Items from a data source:
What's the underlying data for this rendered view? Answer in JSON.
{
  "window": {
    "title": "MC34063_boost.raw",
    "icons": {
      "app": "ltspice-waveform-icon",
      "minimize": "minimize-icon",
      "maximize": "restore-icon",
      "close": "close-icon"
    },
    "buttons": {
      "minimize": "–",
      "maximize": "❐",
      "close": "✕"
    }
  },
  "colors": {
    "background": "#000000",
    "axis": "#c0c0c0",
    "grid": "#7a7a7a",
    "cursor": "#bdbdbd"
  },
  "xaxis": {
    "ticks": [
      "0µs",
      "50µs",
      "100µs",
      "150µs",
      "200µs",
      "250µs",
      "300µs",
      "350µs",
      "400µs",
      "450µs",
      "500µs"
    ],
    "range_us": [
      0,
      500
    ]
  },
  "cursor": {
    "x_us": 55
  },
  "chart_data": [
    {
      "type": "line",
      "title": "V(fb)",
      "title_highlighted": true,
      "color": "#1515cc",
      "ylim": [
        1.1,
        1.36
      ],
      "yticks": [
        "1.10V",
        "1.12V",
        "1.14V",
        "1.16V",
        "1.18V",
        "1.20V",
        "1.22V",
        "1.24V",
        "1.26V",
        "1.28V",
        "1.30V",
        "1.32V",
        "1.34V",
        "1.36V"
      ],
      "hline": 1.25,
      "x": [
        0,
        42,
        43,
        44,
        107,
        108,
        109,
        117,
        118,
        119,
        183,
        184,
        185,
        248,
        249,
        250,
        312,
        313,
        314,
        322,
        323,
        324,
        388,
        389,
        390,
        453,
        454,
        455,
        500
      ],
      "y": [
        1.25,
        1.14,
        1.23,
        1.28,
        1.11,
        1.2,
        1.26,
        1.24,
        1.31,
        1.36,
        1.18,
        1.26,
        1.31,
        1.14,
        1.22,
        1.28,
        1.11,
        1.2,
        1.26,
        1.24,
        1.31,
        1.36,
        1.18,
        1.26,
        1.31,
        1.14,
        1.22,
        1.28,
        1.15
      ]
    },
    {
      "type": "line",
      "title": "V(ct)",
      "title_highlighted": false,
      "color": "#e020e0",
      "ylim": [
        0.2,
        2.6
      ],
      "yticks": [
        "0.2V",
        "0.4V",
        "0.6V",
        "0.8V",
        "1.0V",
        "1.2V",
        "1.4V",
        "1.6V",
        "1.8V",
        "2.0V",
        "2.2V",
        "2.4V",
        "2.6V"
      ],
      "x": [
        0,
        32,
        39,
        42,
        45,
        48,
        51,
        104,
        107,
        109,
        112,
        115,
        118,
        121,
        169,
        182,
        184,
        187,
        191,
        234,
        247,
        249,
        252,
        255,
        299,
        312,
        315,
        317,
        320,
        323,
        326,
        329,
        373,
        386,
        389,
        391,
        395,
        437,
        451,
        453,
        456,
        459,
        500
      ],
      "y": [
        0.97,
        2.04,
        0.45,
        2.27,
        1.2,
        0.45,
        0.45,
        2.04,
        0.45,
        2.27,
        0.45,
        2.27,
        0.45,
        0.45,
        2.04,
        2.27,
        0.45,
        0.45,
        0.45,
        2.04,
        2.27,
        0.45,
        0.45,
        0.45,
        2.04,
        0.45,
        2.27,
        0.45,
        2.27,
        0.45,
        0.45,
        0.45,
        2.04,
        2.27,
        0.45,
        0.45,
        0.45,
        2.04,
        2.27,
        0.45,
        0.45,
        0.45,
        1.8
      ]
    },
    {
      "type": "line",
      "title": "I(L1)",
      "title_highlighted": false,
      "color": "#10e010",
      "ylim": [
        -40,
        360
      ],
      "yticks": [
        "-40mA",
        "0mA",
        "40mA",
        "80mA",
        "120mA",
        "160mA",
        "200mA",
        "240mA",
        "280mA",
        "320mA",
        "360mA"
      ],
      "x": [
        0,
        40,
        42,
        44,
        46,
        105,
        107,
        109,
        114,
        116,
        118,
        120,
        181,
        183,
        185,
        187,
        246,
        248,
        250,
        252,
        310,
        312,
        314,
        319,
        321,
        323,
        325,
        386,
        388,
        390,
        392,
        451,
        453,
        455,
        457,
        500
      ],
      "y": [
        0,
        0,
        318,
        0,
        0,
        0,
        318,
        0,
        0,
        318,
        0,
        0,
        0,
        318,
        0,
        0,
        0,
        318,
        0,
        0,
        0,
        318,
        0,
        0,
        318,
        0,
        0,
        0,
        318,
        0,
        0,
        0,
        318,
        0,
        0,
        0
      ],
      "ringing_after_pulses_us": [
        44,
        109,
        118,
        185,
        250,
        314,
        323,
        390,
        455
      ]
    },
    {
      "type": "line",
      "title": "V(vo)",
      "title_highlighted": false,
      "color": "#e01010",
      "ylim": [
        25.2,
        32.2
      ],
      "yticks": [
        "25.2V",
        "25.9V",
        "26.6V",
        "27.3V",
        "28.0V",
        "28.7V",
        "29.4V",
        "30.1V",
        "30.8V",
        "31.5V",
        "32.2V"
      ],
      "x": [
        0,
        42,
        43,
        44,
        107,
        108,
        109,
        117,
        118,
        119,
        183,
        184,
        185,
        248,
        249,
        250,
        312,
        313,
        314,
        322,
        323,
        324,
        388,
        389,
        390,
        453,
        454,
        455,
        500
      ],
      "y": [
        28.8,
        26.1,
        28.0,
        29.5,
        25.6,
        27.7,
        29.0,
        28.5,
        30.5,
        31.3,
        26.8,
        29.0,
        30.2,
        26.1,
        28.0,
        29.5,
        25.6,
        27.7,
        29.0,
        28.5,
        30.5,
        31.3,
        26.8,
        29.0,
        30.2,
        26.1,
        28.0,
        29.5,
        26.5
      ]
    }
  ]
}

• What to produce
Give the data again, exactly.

• Answer for the task
What's the underlying data for this rendered view? Answer in JSON.
{
  "window": {
    "title": "MC34063_boost.raw",
    "icons": {
      "app": "ltspice-waveform-icon",
      "minimize": "minimize-icon",
      "maximize": "restore-icon",
      "close": "close-icon"
    },
    "buttons": {
      "minimize": "–",
      "maximize": "❐",
      "close": "✕"
    }
  },
  "colors": {
    "background": "#000000",
    "axis": "#c0c0c0",
    "grid": "#7a7a7a",
    "cursor": "#bdbdbd"
  },
  "xaxis": {
    "ticks": [
      "0µs",
      "50µs",
      "100µs",
      "150µs",
      "200µs",
      "250µs",
      "300µs",
      "350µs",
      "400µs",
      "450µs",
      "500µs"
    ],
    "range_us": [
      0,
      500
    ]
  },
  "cursor": {
    "x_us": 55
  },
  "chart_data": [
    {
      "type": "line",
      "title": "V(fb)",
      "title_highlighted": true,
      "color": "#1515cc",
      "ylim": [
        1.1,
        1.36
      ],
      "yticks": [
        "1.10V",
        "1.12V",
        "1.14V",
        "1.16V",
        "1.18V",
        "1.20V",
        "1.22V",
        "1.24V",
        "1.26V",
        "1.28V",
        "1.30V",
        "1.32V",
        "1.34V",
        "1.36V"
      ],
      "hline": 1.25,
      "x": [
        0,
        42,
        43,
        44,
        107,
        108,
        109,
        117,
        118,
        119,
        183,
        184,
        185,
        248,
        249,
        250,
        312,
        313,
        314,
        322,
        323,
        324,
        388,
        389,
        390,
        453,
        454,
        455,
        500
      ],
      "y": [
        1.25,
        1.14,
        1.23,
        1.28,
        1.11,
        1.2,
        1.26,
        1.24,
        1.31,
        1.36,
        1.18,
        1.26,
        1.31,
        1.14,
        1.22,
        1.28,
        1.11,
        1.2,
        1.26,
        1.24,
        1.31,
        1.36,
        1.18,
        1.26,
        1.31,
        1.14,
        1.22,
        1.28,
        1.15
      ]
    },
    {
      "type": "line",
      "title": "V(ct)",
      "title_highlighted": false,
      "color": "#e020e0",
      "ylim": [
        0.2,
        2.6
      ],
      "yticks": [
        "0.2V",
        "0.4V",
        "0.6V",
        "0.8V",
        "1.0V",
        "1.2V",
        "1.4V",
        "1.6V",
        "1.8V",
        "2.0V",
        "2.2V",
        "2.4V",
        "2.6V"
      ],
      "x": [
        0,
        32,
        39,
        42,
        45,
        48,
        51,
        104,
        107,
        109,
        112,
        115,
        118,
        121,
        169,
        182,
        184,
        187,
        191,
        234,
        247,
        249,
        252,
        255,
        299,
        312,
        315,
        317,
        320,
        323,
        326,
        329,
        373,
        386,
        389,
        391,
        395,
        437,
        451,
        453,
        456,
        459,
        500
      ],
      "y": [
        0.97,
        2.04,
        0.45,
        2.27,
        1.2,
        0.45,
        0.45,
        2.04,
        0.45,
        2.27,
        0.45,
        2.27,
        0.45,
        0.45,
        2.04,
        2.27,
        0.45,
        0.45,
        0.45,
        2.04,
        2.27,
        0.45,
        0.45,
        0.45,
        2.04,
        0.45,
        2.27,
        0.45,
        2.27,
        0.45,
        0.45,
        0.45,
        2.04,
        2.27,
        0.45,
        0.45,
        0.45,
        2.04,
        2.27,
        0.45,
        0.45,
        0.45,
        1.8
      ]
    },
    {
      "type": "line",
      "title": "I(L1)",
      "title_highlighted": false,
      "color": "#10e010",
      "ylim": [
        -40,
        360
      ],
      "yticks": [
        "-40mA",
        "0mA",
        "40mA",
        "80mA",
        "120mA",
        "160mA",
        "200mA",
        "240mA",
        "280mA",
        "320mA",
        "360mA"
      ],
      "x": [
        0,
        40,
        42,
        44,
        46,
        105,
        107,
        109,
        114,
        116,
        118,
        120,
        181,
        183,
        185,
        187,
        246,
        248,
        250,
        252,
        310,
        312,
        314,
        319,
        321,
        323,
        325,
        386,
        388,
        390,
        392,
        451,
        453,
        455,
        457,
        500
      ],
      "y": [
        0,
        0,
        318,
        0,
        0,
        0,
        318,
        0,
        0,
        318,
        0,
        0,
        0,
        318,
        0,
        0,
        0,
        318,
        0,
        0,
        0,
        318,
        0,
        0,
        318,
        0,
        0,
        0,
        318,
        0,
        0,
        0,
        318,
        0,
        0,
        0
      ],
      "ringing_after_pulses_us": [
        44,
        109,
        118,
        185,
        250,
        314,
        323,
        390,
        455
      ]
    },
    {
      "type": "line",
      "title": "V(vo)",
      "title_highlighted": false,
      "color": "#e01010",
      "ylim": [
        25.2,
        32.2
      ],
      "yticks": [
        "25.2V",
        "25.9V",
        "26.6V",
        "27.3V",
        "28.0V",
        "28.7V",
        "29.4V",
        "30.1V",
        "30.8V",
        "31.5V",
        "32.2V"
      ],
      "x": [
        0,
        42,
        43,
        44,
        107,
        108,
        109,
        117,
        118,
        119,
        183,
        184,
        185,
        248,
        249,
        250,
        312,
        313,
        314,
        322,
        323,
        324,
        388,
        389,
        390,
        453,
        454,
        455,
        500
      ],
      "y": [
        28.8,
        26.1,
        28.0,
        29.5,
        25.6,
        27.7,
        29.0,
        28.5,
        30.5,
        31.3,
        26.8,
        29.0,
        30.2,
        26.1,
        28.0,
        29.5,
        25.6,
        27.7,
        29.0,
        28.5,
        30.5,
        31.3,
        26.8,
        29.0,
        30.2,
        26.1,
        28.0,
        29.5,
        26.5
      ]
    }
  ]
}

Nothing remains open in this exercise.